Global progress in tackling maternal and newborn deaths stalls since 2015: UN

May 9, 2023
COVID-19, rising poverty, and worsening humanitarian crises intensify pressure on already overstretched maternity and newborn health services.

Global progress in reducing deaths of pregnant women, mothers and babies has flatlined for eight years due to decreasing investments in maternal and newborn health, according to a new report from the United Nations (UN). The report shows that over 4.5 million women and babies die every year during pregnancy, childbirth or the first weeks after birth - equivalent to 1 death happening every 7 seconds - mostly from preventable or treatable causes if proper care was available. 

The report, Improving Maternal and Newborn Health and Survival and Reducing Stillbirth, assesses the latest data on these deaths - which have similar risk factors and causes - and tracks the provision of critical health services. Overall, the report shows that progress in improving survival has stagnated since 2015, with around 290 000 maternal deaths each year, 1.9 million stillbirths – babies who die after 28 weeks of pregnancy – and a staggering 2.3 million newborn deaths, which are deaths in the first month of life. 

The COVID-19 pandemic, rising poverty, and worsening humanitarian crises have intensified pressures on stretched health systems. Since 2018, more than three-quarters of all conflict-affected and Sub-Saharan African countries report declining funding for maternal and newborn health. Just 1 in 10 countries (of more than 100 surveyed) report having sufficient funds to implement their current plans. Moreover, according to the latest WHO survey on the pandemic’s impacts on essential health services, around a quarter of countries still report ongoing disruptions to vital pregnancy and postnatal care and services for sick children. 

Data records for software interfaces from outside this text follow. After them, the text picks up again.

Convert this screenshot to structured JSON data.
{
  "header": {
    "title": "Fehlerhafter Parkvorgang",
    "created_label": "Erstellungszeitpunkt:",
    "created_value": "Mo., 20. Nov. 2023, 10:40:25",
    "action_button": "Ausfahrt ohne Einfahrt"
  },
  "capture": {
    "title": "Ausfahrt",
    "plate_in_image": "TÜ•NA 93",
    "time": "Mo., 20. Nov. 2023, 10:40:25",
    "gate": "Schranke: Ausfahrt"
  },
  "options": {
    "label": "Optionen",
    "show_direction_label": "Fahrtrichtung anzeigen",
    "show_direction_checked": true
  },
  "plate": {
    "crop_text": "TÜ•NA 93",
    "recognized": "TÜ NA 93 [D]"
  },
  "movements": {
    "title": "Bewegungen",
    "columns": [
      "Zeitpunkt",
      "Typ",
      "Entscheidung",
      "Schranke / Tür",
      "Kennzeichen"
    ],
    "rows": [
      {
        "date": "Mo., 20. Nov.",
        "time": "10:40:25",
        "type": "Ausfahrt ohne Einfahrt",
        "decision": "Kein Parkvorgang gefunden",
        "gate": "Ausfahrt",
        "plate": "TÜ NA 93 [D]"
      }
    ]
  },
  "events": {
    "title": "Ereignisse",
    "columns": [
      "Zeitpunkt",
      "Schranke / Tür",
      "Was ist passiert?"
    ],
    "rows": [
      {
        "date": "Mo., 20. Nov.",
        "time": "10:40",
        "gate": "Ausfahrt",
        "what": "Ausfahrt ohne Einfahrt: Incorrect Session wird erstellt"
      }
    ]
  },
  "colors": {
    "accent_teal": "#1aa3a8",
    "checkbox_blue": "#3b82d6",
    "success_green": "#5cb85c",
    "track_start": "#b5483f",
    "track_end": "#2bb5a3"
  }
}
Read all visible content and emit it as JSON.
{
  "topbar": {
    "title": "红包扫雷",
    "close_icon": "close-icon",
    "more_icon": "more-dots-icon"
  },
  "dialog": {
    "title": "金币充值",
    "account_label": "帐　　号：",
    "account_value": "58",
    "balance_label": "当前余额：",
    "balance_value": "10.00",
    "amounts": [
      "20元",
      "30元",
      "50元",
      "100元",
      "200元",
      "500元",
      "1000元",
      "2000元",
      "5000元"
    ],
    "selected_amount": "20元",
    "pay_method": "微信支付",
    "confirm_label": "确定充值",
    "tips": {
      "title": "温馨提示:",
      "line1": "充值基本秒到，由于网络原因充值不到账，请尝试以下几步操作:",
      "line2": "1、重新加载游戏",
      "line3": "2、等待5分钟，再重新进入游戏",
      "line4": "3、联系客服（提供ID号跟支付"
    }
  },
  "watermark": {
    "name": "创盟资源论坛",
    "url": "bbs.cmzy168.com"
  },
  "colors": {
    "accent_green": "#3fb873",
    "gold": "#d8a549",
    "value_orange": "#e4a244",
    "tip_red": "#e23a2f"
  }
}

Funding shortfalls and underinvestment in primary healthcare can devastate survival prospects. For instance, while prematurity is now the leading cause of all under-five deaths globally, less than a third of countries report having sufficient newborn care units to treat small and sick babies. Meanwhile, around two thirds of emergency childbirth facilities in sub-Saharan Africa are not considered fully functional – meaning they lack essential resources like medicines and supplies, water, electricity or staffing for 24-hour care. 

In the worst-affected countries in Sub-Saharan Africa and Central and Southern Asia – the regions with the greatest burden of newborn and maternal deaths - fewer than 60% of women receive even four, of WHO’s recommended eight, antenatal checks. 

To increase survival rates, women and babies must have quality, affordable healthcare before, during and after childbirth, the agencies say, as well as access to family planning services. More skilled and motivated health workers, especially midwives, are needed, alongside essential medicines and supplies, safe water, and reliable electricity. The report stresses that interventions should especially target the poorest women and those in vulnerable situations who are most likely to miss out on lifesaving care – including through critical subnational planning and investments. 

Recent data show that only about 60% of women aged 15-49 years make their own decisions regarding sexual and reproductive health and rights. 

Based on current trends, more than 60 countries are not set to meet the maternal, newborn and stillborn mortality reduction targets in the UN Sustainable Development Goals by 2030. 

WHO release